My girlfriend is talking about going back to work. She’s not certain she can swing it with three small children at home, but she feels like she should be using the degree she worked so hard to earn.
I could tell her beautiful heart was torn between being at home for her children and something she couldn’t quite identify. As we sat on the floor watching her baby play, she looked me in the eyes and sadly asked, “Is this all there is?”

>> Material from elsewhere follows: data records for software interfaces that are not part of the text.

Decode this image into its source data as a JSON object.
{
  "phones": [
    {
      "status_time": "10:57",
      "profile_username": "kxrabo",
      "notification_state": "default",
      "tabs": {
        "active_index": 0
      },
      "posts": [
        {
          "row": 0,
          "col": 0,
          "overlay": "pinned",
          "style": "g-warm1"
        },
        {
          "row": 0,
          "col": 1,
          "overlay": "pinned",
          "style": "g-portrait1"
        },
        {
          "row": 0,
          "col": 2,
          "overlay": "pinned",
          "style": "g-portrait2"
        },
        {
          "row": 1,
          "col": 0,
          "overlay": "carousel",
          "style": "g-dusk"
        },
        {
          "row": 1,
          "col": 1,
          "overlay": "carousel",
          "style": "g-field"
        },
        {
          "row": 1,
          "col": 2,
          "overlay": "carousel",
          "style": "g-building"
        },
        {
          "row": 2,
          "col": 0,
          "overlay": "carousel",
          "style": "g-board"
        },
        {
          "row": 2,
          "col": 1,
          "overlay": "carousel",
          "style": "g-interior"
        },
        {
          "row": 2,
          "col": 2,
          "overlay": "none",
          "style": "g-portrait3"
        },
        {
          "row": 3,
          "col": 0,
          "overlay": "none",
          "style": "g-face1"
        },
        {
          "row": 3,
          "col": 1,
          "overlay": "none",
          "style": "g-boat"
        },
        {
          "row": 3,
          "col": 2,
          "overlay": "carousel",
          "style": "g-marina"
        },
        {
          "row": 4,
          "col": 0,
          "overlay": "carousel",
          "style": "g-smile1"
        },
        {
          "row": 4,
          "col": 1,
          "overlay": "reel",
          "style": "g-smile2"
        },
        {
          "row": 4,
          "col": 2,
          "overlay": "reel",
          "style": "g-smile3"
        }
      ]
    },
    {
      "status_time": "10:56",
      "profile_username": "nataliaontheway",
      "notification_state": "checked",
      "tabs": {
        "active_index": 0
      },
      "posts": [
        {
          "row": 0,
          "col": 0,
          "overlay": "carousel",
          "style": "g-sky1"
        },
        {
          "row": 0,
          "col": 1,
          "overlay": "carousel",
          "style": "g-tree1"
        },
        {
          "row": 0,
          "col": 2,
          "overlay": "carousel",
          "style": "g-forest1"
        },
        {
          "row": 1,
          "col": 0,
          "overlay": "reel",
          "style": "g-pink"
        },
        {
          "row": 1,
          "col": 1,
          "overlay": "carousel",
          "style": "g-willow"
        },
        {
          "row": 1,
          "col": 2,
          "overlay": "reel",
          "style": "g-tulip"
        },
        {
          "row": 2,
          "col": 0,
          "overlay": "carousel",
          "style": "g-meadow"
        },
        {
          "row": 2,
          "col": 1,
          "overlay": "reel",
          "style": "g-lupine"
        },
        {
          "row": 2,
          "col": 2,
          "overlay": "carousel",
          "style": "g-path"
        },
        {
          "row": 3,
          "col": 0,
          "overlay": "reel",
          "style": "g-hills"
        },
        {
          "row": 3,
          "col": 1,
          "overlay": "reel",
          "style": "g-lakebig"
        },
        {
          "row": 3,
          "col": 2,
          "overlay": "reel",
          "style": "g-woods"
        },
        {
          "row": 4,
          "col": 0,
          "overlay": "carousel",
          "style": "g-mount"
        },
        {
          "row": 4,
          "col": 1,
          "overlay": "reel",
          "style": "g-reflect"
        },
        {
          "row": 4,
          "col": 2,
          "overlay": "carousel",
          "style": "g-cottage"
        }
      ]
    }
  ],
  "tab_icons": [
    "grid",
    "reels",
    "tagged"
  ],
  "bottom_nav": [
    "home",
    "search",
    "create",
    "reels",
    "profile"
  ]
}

Her question didn’t come from a place of ingratitude or selfishness. It came from a place of exhaustion. In that one question, she was asking many. Will it always be this hard? Will they ever look at me and see a strong, accomplished woman, or will I always be the maid, the nurse and the short-order cook? Am I the only mom who sometimes wants to be somewhere else? Do other moms feel this strange mix of heart-melting love and then guilt for wishing they would leave me alone for five minutes?
I know what she was asking because I have been there so many times. I would say I finally feel at peace with where I am, but that’s probably because my children are older and actually do leave me alone for five minutes. I don’t think it’s anything I did. I think it’s something time did. And so now we have a different problem: my children are growing up too fast.
My daughter turns 11 on Feb. 29. She is a leap-year baby, so technically, she only gets a birthday every four years. I didn’t realize how old Jordan was getting until I took her and my two boys to Disney World earlier this month.
I was sitting on the bus heading to the Magic Kingdom, kind of lost in thought. When I turned to look at my children, they were gone. In their places were taller, older, more self-sufficient children.
The last time I took my kids to see Mickey Mouse, Jordan was 6, Charlie was 5 and Ben was 1. Being back on that bus transported me to a time that no longer exists, so when I looked at them, I was